What Is Publicity?
George M.D. Frink
You may be one of the most talented people in the business and have the greatest music program going. You may also be one of the most timid souls alive about selfpromotion. Our public just doesn’t like the reserve that some of us music directors use in telling what is going on in our music program. “Blowing your own horn” is the way some have described publicity. Others have said, “Well, nobody else is going to do it if you don’t!” They might be right.
The congregation generally appreciates information on an informal basis. How ever, when you promote your program to the general public you are then dealing with professional media and must present information to them on their grounds. Most of what goes on within a church body is not the type of news that commercial newspapers and radio and television stations are looking for. Special programs, guest speakers and singers, and the unusual at your church are generally newsworthy items.

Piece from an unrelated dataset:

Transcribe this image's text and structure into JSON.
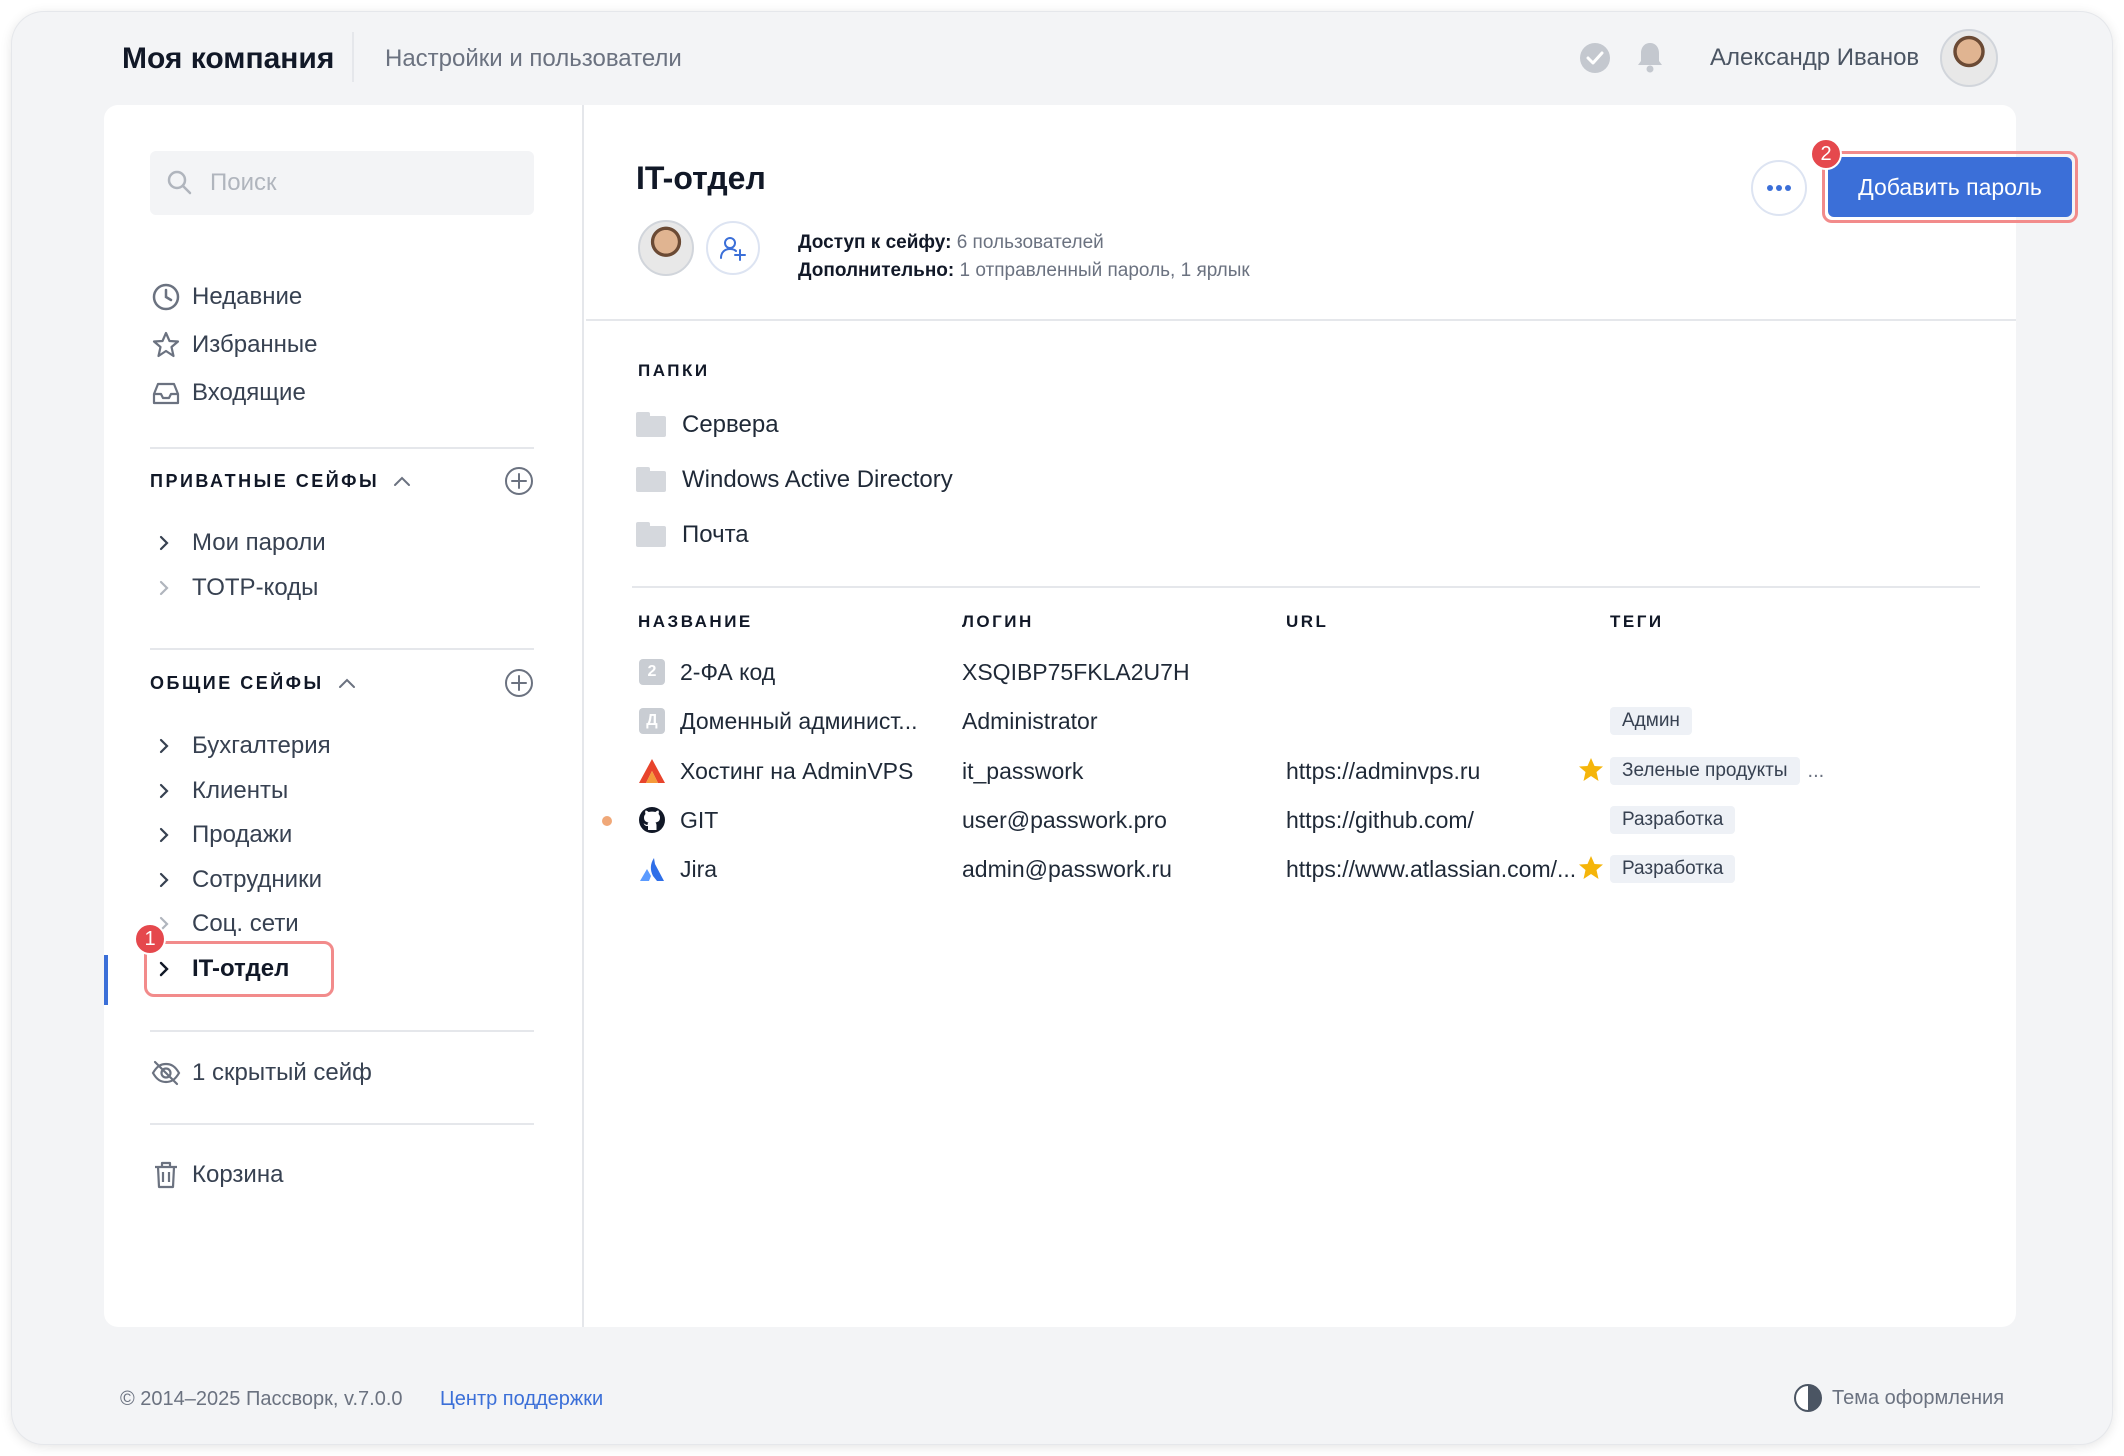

Good promotion has no substitute.
People need to know what kind of program design you have before they can make an intelligent decision to participate. The congregation in a church wants to know about all aspects of a church whether or not they are an active part of the total program. A good music director will keep the people in the church and the general public well informed about the music ministry.
To get such information in print or on the air requires a few simple but necessary steps. What you will find in the paragraphs that follow will not guarantee you a successful publicity campaign, but you will have a much better chance of success if you at least try these guidelines. There are no hard, fast rules, so you have to be ready to adapt as conditions change.
Publicity is a nice word for what the business world calls advertising. We sometime shy away from the term sell insofar as what it is we do in promoting our church, but selling is exactly what we are doing! As directors, the effectiveness of the anthem depends upon how the choir sells the text. The soloist must sell the solo in such as way that it is a new creation on every performance. It is our responsibility to do the best selling job we can in promoting our church’s happenings to the world around us.
Our ultimate aim, of course, is to use whatever means available to bring those outside the four walls of the church under the influence of the Gospel.
There are some things which publicity can do and some things that it can not be expected to accomplish.
* Tell your message effectively
* Inform the world around you about your happening
* Create a desire in people to become a part of your church
* Keep present members interested and excited about what’s going on
* Keep the name of the church in the public eye
Publicity can not
* Bring people to your church door who do not want to come
* Create a new spirit in the church on its own
* Succeed well or be effective unless used regularly and with a plan
There are two primary kinds of publicity
Direct or promotional publicity
This is the type of advertising activity where your primary interest is to promote a specific program or an activity at your church. It can be an announcement of an upcoming event such as a Christmas program, a guest concert artist, or a revival.
General or institutional publicity:
This kind of soft sell tells the community about your church in a very general way. It’s the kind of promotion that is ongoing, and it does not address any specific event. Institutional publicity usually concerns itself with name, place and purpose of the church, and not with any particular special presentations.
Excerpted from ‘PUBLICITY’ ‘The Fine Points of Promoting Your Event’
By George M. D. Frink
This article may not be written by an Apostolic author, but it contains many excellent principles and concepts that can be adapted to most churches. As the old saying goes, “Eat the meat. Throw away the bones.”